Cedar Bayou, which runs from the Gulf to Mesquite Bay is again open along the Texas middle coast. Up until 1979 Cedar Bayou allowed fish, crabs and shrimp to pass from Mesquite Bay into the Gulf of Mexico. The Bayou was legendary as a hotspot to catch trout, redfish and flounder. After the mega oil spill in the Bay of Campeche in 1979 the U.S. Army Corp of Engineers sealed the Gulf side to protect Mesquite and other bays in the area Then a tropical storm hit the area and naturally opened the Bayou. Later the Bayou sealed itself again. “This is the third time it has been dredged by the Corp,” said Christopher Mace, TPWD system leader for Aransas Bay.

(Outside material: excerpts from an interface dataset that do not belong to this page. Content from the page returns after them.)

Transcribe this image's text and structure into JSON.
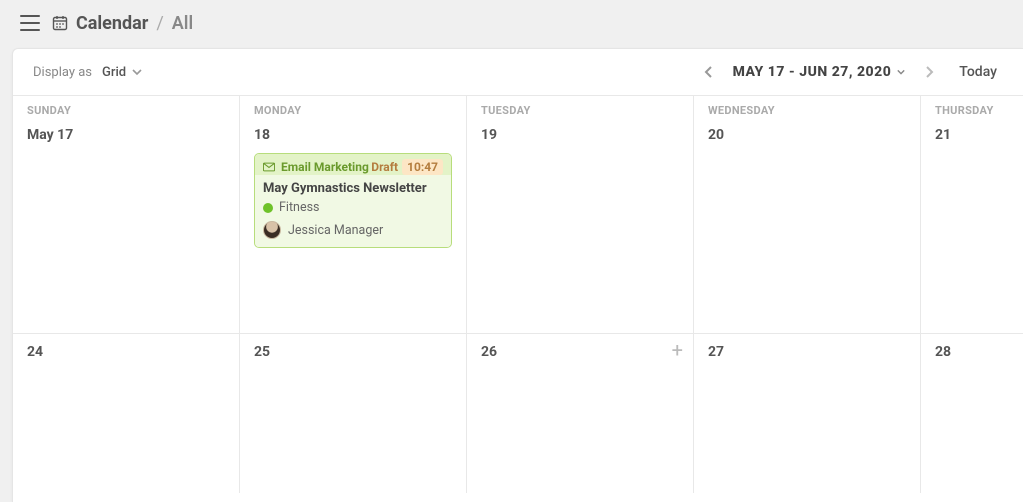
{
  "breadcrumb": {
    "title": "Calendar",
    "sub": "All"
  },
  "toolbar": {
    "display_label": "Display as",
    "display_value": "Grid",
    "date_range": "MAY 17 - JUN 27, 2020",
    "today": "Today"
  },
  "week_headers": [
    "SUNDAY",
    "MONDAY",
    "TUESDAY",
    "WEDNESDAY",
    "THURSDAY"
  ],
  "week1_days": [
    "May 17",
    "18",
    "19",
    "20",
    "21"
  ],
  "week2_days": [
    "24",
    "25",
    "26",
    "27",
    "28"
  ],
  "event": {
    "type_label": "Email Marketing",
    "status_label": "Draft",
    "time": "10:47",
    "title": "May Gymnastics Newsletter",
    "tag": "Fitness",
    "tag_color": "#6ec229",
    "person": "Jessica Manager"
  }
}
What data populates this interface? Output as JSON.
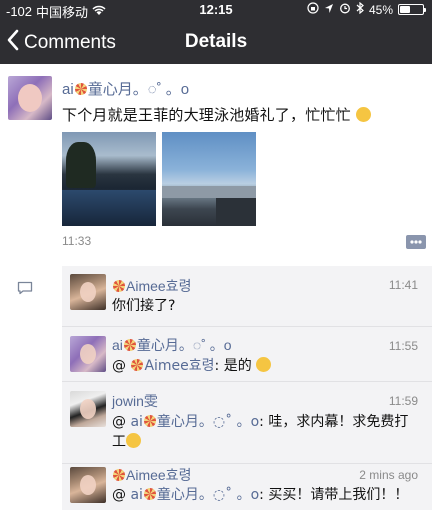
{
  "status_bar": {
    "signal": "-102",
    "carrier": "中国移动",
    "time": "12:15",
    "battery": "45%",
    "battery_level": 0.45
  },
  "nav": {
    "back_label": "Comments",
    "title": "Details"
  },
  "post": {
    "author": "ai",
    "author_suffix": "童心月。◌˚ 。o",
    "text": "下个月就是王菲的大理泳池婚礼了，忙忙忙",
    "time": "11:33"
  },
  "comments": [
    {
      "name_prefix": "",
      "name": "Aimee효령",
      "time": "11:41",
      "text": "你们接了?"
    },
    {
      "name_prefix": "ai",
      "name": "童心月。◌˚ 。o",
      "time": "11:55",
      "reply_to": "Aimee효령",
      "text": ": 是的"
    },
    {
      "name_prefix": "",
      "name": "jowin雯",
      "time": "11:59",
      "reply_prefix": "ai",
      "reply_to": "童心月。◌˚ 。o",
      "text": ": 哇，求内幕！求免费打工"
    },
    {
      "name_prefix": "",
      "name": "Aimee효령",
      "time": "2 mins ago",
      "reply_prefix": "ai",
      "reply_to": "童心月。◌˚ 。o",
      "text": ": 买买！请带上我们！！"
    }
  ]
}
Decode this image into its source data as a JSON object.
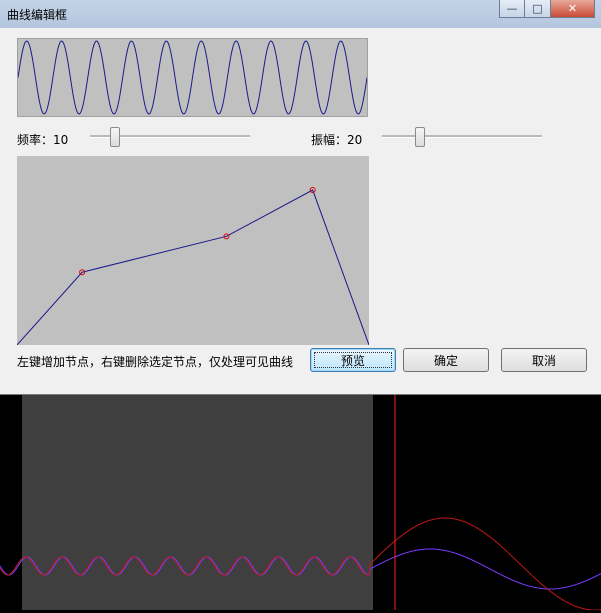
{
  "window": {
    "title": "曲线编辑框",
    "min_glyph": "—",
    "max_glyph": "□",
    "close_glyph": "✕"
  },
  "wave_preview": {
    "color": "#1a1a8c",
    "background": "#c0c0c0",
    "cycles": 10
  },
  "frequency": {
    "label": "频率：",
    "value": "10",
    "slider_fraction": 0.13
  },
  "amplitude": {
    "label": "振幅：",
    "value": "20",
    "slider_fraction": 0.22
  },
  "curve_editor": {
    "line_color": "#1a1a8c",
    "node_color": "#e00000",
    "nodes": [
      [
        0.0,
        0.0
      ],
      [
        0.185,
        0.385
      ],
      [
        0.595,
        0.575
      ],
      [
        0.84,
        0.82
      ],
      [
        1.0,
        0.0
      ]
    ],
    "node_markers": [
      1,
      2,
      3
    ]
  },
  "hint": "左键增加节点，右键删除选定节点，仅处理可见曲线",
  "buttons": {
    "preview": "预览",
    "ok": "确定",
    "cancel": "取消"
  },
  "waveform_view": {
    "background": "#000000",
    "selection_color": "#3f3f3f",
    "cursor_color": "#ff2020",
    "original_color": "#c01818",
    "processed_color": "#7a3cff"
  }
}
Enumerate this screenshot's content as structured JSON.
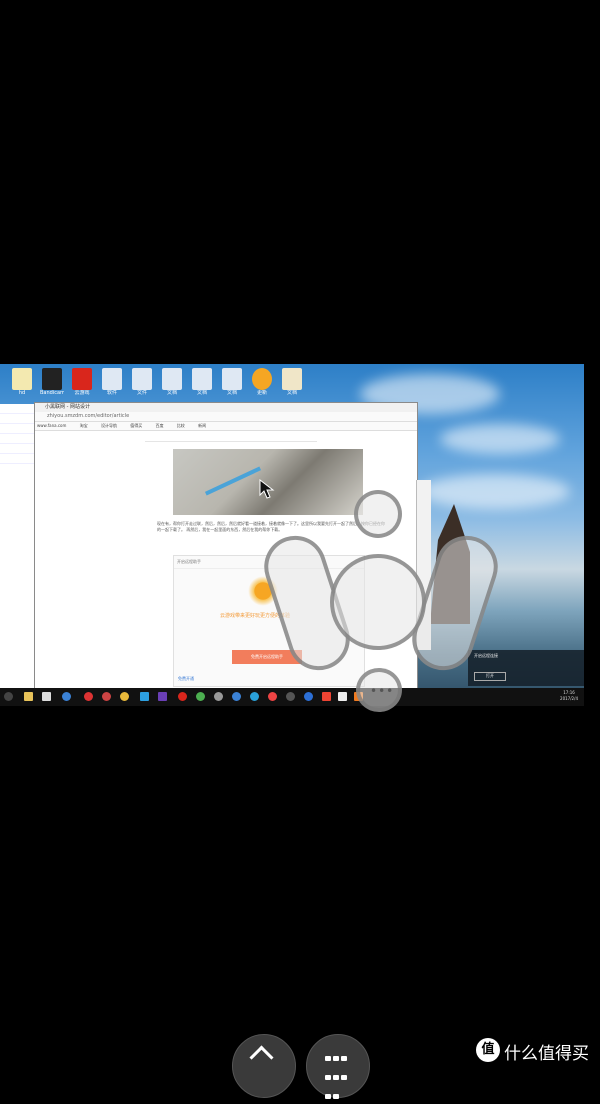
{
  "remote_desktop": {
    "desktop_icons": [
      {
        "label": "hd"
      },
      {
        "label": "Bandicam"
      },
      {
        "label": "云游戏"
      },
      {
        "label": "软件"
      },
      {
        "label": "文件"
      },
      {
        "label": "文档"
      },
      {
        "label": "文档"
      },
      {
        "label": "文档"
      },
      {
        "label": "更新"
      },
      {
        "label": "文档"
      }
    ],
    "browser": {
      "title": "小黑联网 - 网站设计",
      "url": "zhiyou.smzdm.com/editor/article",
      "bookmarks": [
        "www.fana.com",
        "淘宝",
        "设计导航",
        "值得买",
        "百度",
        "比较",
        "新闻"
      ],
      "paragraph": "现在有，帮你打开走过联，然后，然后，然后就好看一道接着，接着就像一下了。这里所以我要先打开一起了然后，按你已经在你的一起下载了。 再然后，我在一起里面的东西，然后在我的帮你下载。",
      "card_header": "开启远程助手",
      "card_tag": "云游戏带来更好玩更方便的体验",
      "card_cta": "免费开启远程助手",
      "card_footer": "免费开通"
    },
    "notification": {
      "text": "开启远程连接",
      "button": "打开"
    },
    "clock": {
      "time": "17:16",
      "date": "2017/2/4"
    }
  },
  "controls": {
    "dots": "•••"
  },
  "watermark": {
    "logo": "值",
    "text": "什么值得买"
  }
}
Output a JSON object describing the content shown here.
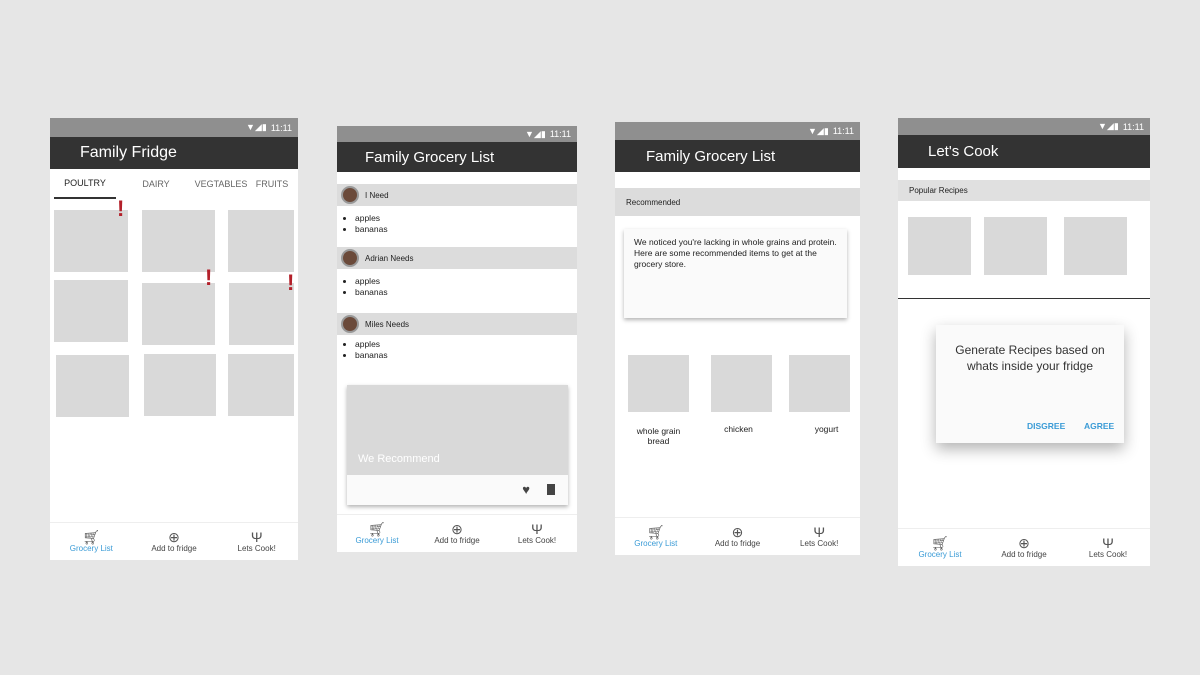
{
  "status_time": "11:11",
  "nav": {
    "grocery": "Grocery List",
    "add": "Add to fridge",
    "cook": "Lets Cook!"
  },
  "screen1": {
    "title": "Family Fridge",
    "tabs": [
      "POULTRY",
      "DAIRY",
      "VEGTABLES",
      "FRUITS"
    ],
    "alert_symbol": "!"
  },
  "screen2": {
    "title": "Family Grocery List",
    "sections": [
      {
        "name": "I Need",
        "items": [
          "apples",
          "bananas"
        ]
      },
      {
        "name": "Adrian  Needs",
        "items": [
          "apples",
          "bananas"
        ]
      },
      {
        "name": "Miles Needs",
        "items": [
          "apples",
          "bananas"
        ]
      }
    ],
    "recommend_label": "We Recommend"
  },
  "screen3": {
    "title": "Family Grocery List",
    "section": "Recommended",
    "message": "We noticed you're lacking in whole grains and protein. Here are some recommended items to get at the grocery store.",
    "items": [
      "whole grain bread",
      "chicken",
      "yogurt"
    ]
  },
  "screen4": {
    "title": "Let's Cook",
    "section": "Popular Recipes",
    "dialog": {
      "text": "Generate Recipes based on whats inside your fridge",
      "disagree": "DISGREE",
      "agree": "AGREE"
    }
  },
  "colors": {
    "accent": "#3a9bd6",
    "alert": "#b3202a",
    "appbar": "#333333"
  }
}
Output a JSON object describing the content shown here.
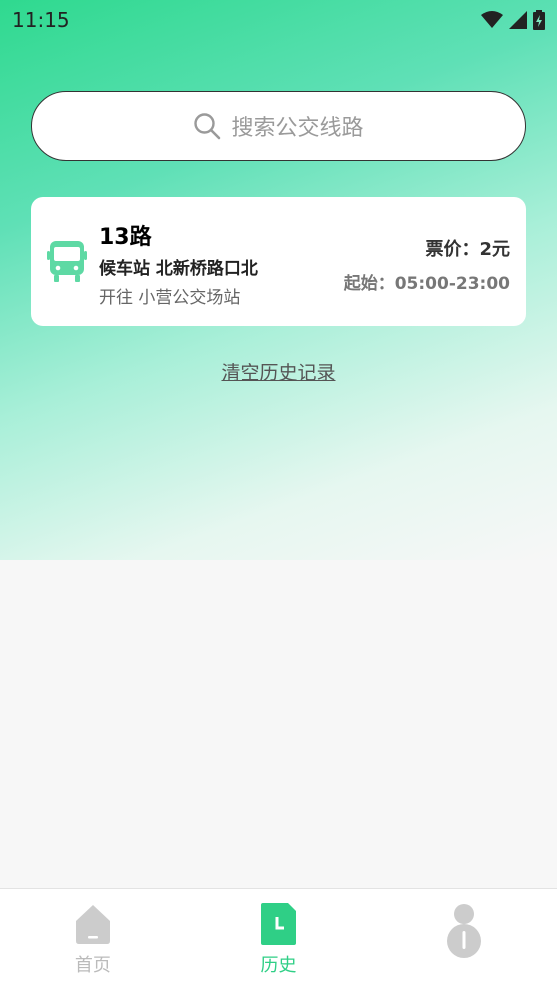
{
  "status": {
    "time": "11:15"
  },
  "search": {
    "placeholder": "搜索公交线路"
  },
  "route": {
    "name": "13路",
    "stop": "候车站 北新桥路口北",
    "destination": "开往 小营公交场站",
    "fare": "票价：2元",
    "hours": "起始：05:00-23:00"
  },
  "actions": {
    "clear_history": "清空历史记录"
  },
  "nav": {
    "items": [
      {
        "label": "首页",
        "icon": "home-icon",
        "active": false
      },
      {
        "label": "历史",
        "icon": "history-icon",
        "active": true
      },
      {
        "label": "",
        "icon": "profile-icon",
        "active": false
      }
    ]
  },
  "colors": {
    "accent": "#2fcf86",
    "inactive": "#cccccc"
  }
}
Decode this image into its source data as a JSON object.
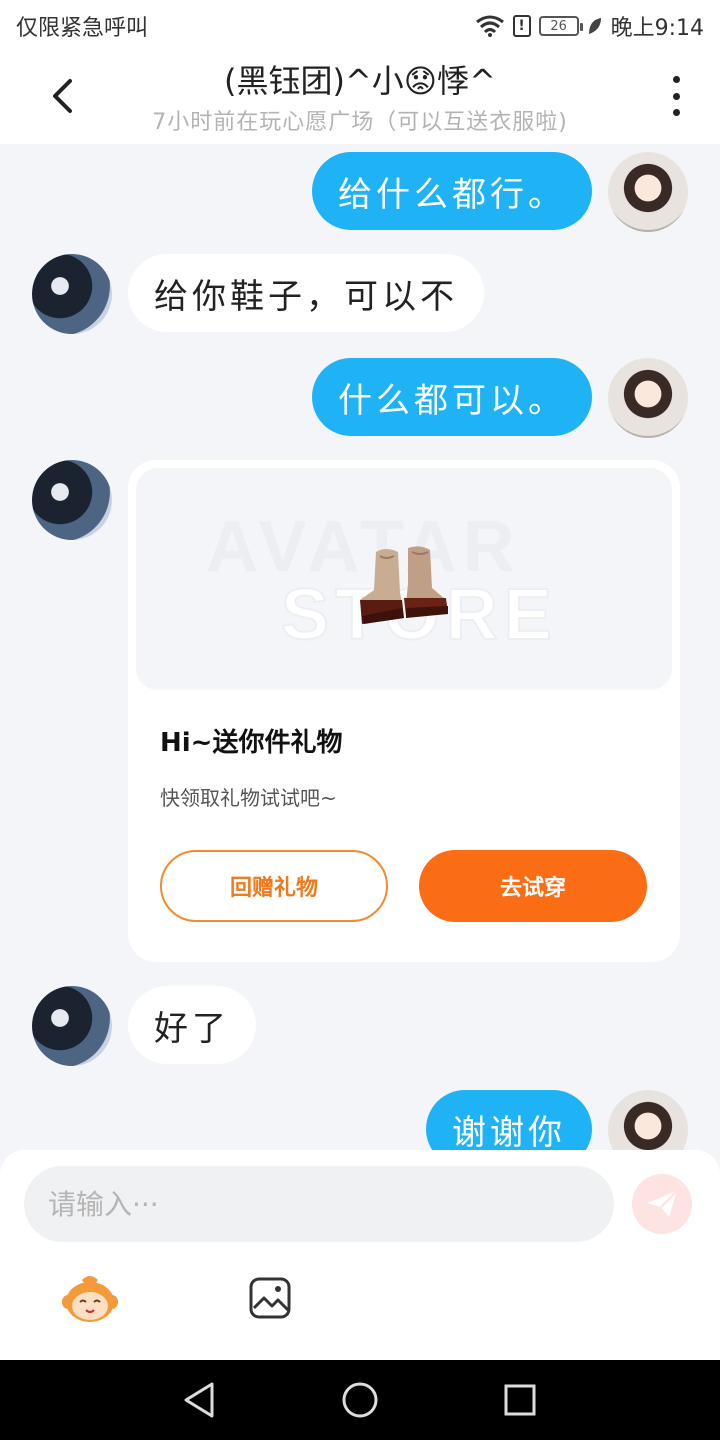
{
  "status_bar": {
    "carrier_text": "仅限紧急呼叫",
    "battery": "26",
    "time": "晚上9:14"
  },
  "header": {
    "title": "(黑钰团)^小😟悸^",
    "subtitle": "7小时前在玩心愿广场（可以互送衣服啦)"
  },
  "messages": [
    {
      "from": "me",
      "text": "给什么都行。"
    },
    {
      "from": "other",
      "text": "给你鞋子，可以不"
    },
    {
      "from": "me",
      "text": "什么都可以。"
    },
    {
      "from": "other",
      "type": "gift"
    },
    {
      "from": "other",
      "text": "好了"
    },
    {
      "from": "me",
      "text": "谢谢你"
    }
  ],
  "gift_card": {
    "watermark_line1": "AVATAR",
    "watermark_line2": "STORE",
    "title": "Hi~送你件礼物",
    "description": "快领取礼物试试吧~",
    "return_button": "回赠礼物",
    "try_button": "去试穿"
  },
  "input": {
    "placeholder": "请输入···"
  },
  "colors": {
    "my_bubble": "#1fb3f5",
    "accent_orange": "#fb6d15",
    "background": "#f3f5f8"
  }
}
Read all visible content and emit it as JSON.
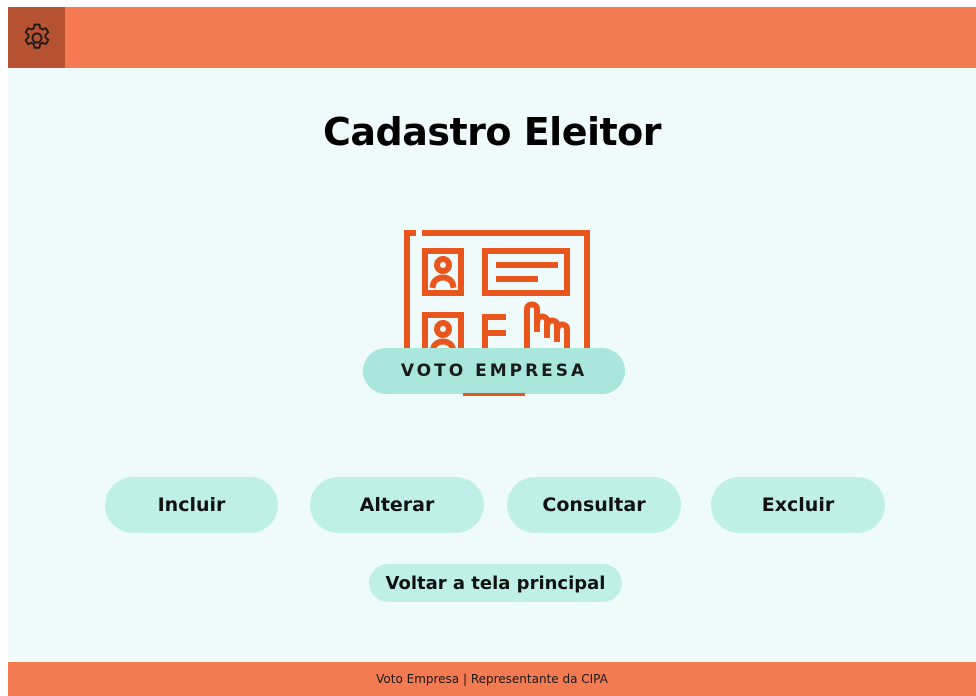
{
  "header": {
    "settings_icon": "gear-icon"
  },
  "page": {
    "title": "Cadastro Eleitor"
  },
  "logo": {
    "text": "VOTO EMPRESA",
    "icon": "ballot-form-icon",
    "color": "#e8551d"
  },
  "actions": {
    "incluir": "Incluir",
    "alterar": "Alterar",
    "consultar": "Consultar",
    "excluir": "Excluir",
    "voltar": "Voltar a tela principal"
  },
  "footer": {
    "text": "Voto Empresa | Representante da CIPA"
  },
  "colors": {
    "accent": "#f47a52",
    "accent_dark": "#b65232",
    "background": "#effafa",
    "button": "#bff0e8"
  }
}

Fish are already using the pass. “In sampling conducted by the Coastal Conservation Association migratory fish larvae have been detected coming through the pass and into Mesquite Bay.”
Mace’s sampling team also picked up small red drum juveniles this week that are quite likely coming through the pass into Mesquite Bay.
“Anywhere you have moving water you are going to have moving bait, moving plankton, and that tends to attract predatory fish. Water pouring in and draining out attracts predatory fish. Cedar Bayou historically, when open, was well known for that. You are going to see more fish concentrated in that area.
Mesquite Bay is going to benefit big time. “We expect to see an increase in all of the migratory critters, the estuarine species that need access to the Gulf, like blue crab, native shrimp, red drum larvae,…all of those critters that spawn in the Gulf and then come back into the bays. We expect to see increases. We are not going to get the large swings in salinity, the very high salinities we have had in the bay, which may help the oyster reefs, the salt marsh, maybe sea grass in the area, all good news for the ecosystem.”